We arrived back at our compound around midnight. Galinda, our translator from Washington went to work translating the draft communiqué into Russian. John had asked me to be ready to respond the next morning to any questions about inter-enterprise arrears. I started down the hall to my room to brush up on my potential presentation and the First Deputy Governor of the State Bank of Kazakhstan (Mr. Tadjeokof) grabbed me and insisted that I join him in his room for another drink. I had met him two months earlier in Alma Ata (now called Almaty) during my first mission to Kazakhstan. He wished, it seemed, to thank me for our technical assistance and to explain how much they needed lots more. Mr. Tadjiokof did not speak English and I do not speak Russian (or Kazakh), but we proceeded to speak to each other and to lift our glasses of Vodka and toast whatever warm words had been said.

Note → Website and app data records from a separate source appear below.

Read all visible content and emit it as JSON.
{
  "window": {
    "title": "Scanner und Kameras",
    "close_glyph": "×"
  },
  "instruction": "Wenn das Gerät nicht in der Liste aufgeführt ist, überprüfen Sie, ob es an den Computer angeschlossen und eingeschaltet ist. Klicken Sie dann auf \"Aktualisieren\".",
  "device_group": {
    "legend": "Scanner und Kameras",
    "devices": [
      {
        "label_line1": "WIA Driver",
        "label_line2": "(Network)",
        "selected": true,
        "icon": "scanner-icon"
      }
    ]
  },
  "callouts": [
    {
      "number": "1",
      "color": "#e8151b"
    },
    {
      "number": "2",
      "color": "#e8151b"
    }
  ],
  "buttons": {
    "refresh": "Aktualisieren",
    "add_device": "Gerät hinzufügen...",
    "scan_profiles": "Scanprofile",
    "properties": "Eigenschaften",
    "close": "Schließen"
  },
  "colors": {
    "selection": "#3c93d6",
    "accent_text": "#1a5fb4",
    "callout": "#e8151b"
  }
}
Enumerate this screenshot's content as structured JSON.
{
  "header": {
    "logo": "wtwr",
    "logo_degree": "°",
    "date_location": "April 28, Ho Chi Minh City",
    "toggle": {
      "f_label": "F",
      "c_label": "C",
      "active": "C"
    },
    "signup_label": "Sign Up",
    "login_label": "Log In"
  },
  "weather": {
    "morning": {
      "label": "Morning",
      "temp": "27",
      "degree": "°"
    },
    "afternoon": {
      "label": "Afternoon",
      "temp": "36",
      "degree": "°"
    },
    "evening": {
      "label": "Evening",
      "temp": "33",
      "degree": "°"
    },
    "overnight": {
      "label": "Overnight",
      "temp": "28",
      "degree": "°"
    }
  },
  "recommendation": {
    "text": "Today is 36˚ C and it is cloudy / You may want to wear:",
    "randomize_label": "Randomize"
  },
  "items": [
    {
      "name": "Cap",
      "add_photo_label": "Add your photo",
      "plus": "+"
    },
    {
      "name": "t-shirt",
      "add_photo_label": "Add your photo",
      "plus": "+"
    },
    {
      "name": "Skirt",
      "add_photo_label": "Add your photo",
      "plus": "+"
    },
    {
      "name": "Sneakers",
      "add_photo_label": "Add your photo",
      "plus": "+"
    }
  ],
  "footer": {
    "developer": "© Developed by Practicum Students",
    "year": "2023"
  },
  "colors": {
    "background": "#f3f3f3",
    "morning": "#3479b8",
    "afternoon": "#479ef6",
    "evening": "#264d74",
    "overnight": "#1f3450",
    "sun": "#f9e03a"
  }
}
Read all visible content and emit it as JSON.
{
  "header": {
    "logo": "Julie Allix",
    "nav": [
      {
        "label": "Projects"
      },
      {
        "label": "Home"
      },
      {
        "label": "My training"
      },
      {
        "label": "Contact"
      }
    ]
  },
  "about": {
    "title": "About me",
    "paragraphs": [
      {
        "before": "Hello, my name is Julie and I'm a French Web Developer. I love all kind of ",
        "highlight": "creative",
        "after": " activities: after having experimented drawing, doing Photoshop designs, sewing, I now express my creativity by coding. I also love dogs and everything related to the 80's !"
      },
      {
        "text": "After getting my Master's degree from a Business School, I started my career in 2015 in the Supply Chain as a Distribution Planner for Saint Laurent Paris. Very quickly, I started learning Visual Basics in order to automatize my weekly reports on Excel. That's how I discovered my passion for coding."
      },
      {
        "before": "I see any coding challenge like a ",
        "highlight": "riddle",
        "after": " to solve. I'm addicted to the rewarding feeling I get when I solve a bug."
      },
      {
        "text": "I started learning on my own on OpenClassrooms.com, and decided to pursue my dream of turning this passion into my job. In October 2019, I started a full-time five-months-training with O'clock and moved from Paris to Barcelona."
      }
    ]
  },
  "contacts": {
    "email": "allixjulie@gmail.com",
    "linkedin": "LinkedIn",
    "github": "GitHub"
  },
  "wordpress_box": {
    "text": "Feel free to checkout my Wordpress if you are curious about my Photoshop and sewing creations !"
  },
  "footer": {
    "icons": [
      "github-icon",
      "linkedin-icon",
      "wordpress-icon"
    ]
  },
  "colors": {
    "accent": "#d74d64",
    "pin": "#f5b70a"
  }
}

I had assumed that Mr. Tadjiokof had wanted company for another drink, but he persisted in efforts to communicate. It was only possible to go on as if we understood each other for a limited time. I was soon forced to seek help from one of our interpreters. Galinda agreed to suspend her translations of the draft communiqué to interpret for us. Several toasts late, I had second thoughts about the seriousness of Mr. Tajiokof’s communications, which remained focused on his gratitude for our assistance. Galinda was complaining that she needed to return to her work on the communiqué. I was beginning to lose patience and focus. As Galinda left, I spotted Ernesto in the hall. He had been taking Russian lessons and agreed to practice on Mr. Tadjiokof. It was 3:00 am and I stagger off to my bed.
I awoke a few hours later still fully dressed where I had fallen on the bed. I had one of the worst hangovers I can remember. I had serious doubts that I could clearly explain the interrelationships between inter-enterprise arrears and monetary policy. I wanted to sleep for a few more days. But the meeting resumed. No one raised the issue of inter-enterprise arrears thank God. The Russians remained silent. The text of the communiqué was agreed on and the Uzbek hosts agreed to obtain the signatures of the fifteen FSU republics.
The communiqué was never issued nor heard of again. The Russian’s had quietly killed it. In the end, Russia required each FSU republic to choose subordination to the CBT or to introduce their own currency. All but Tajikistan chose the latter. Within several months the Baltic states introduced their own currency and one year later Kyrgyzstan became the first FSU country beyond the Baltics to introduce its own currency. Most of the rest followed before the end of 1993 and the ruble crisis came to an end. Inflation in 1992 is thought to have been several thousand percent dropping to 875% in 1993 and 307% in 1994.
The quiet disappearance of the central bank cooperation communiqué is reminiscent of the mysterious disappearance of President Yanukovych on February 22, 2014, one day after signing an EU brokered truce with opposition leaders following two days of the worst violence between demonstrators and police in 70 years in which almost 100 were killed. According to witnesses in the room, Yanukovych only agreed to sign the agreement after being instructed to do so by President Putin in a phone call during the meeting. The agreement has not been heard of since. Though Yanukovych was removed from office by an overwhelming vote of the Ukrainian Parliament on February 22, Putin and Yanukovych called it a coup.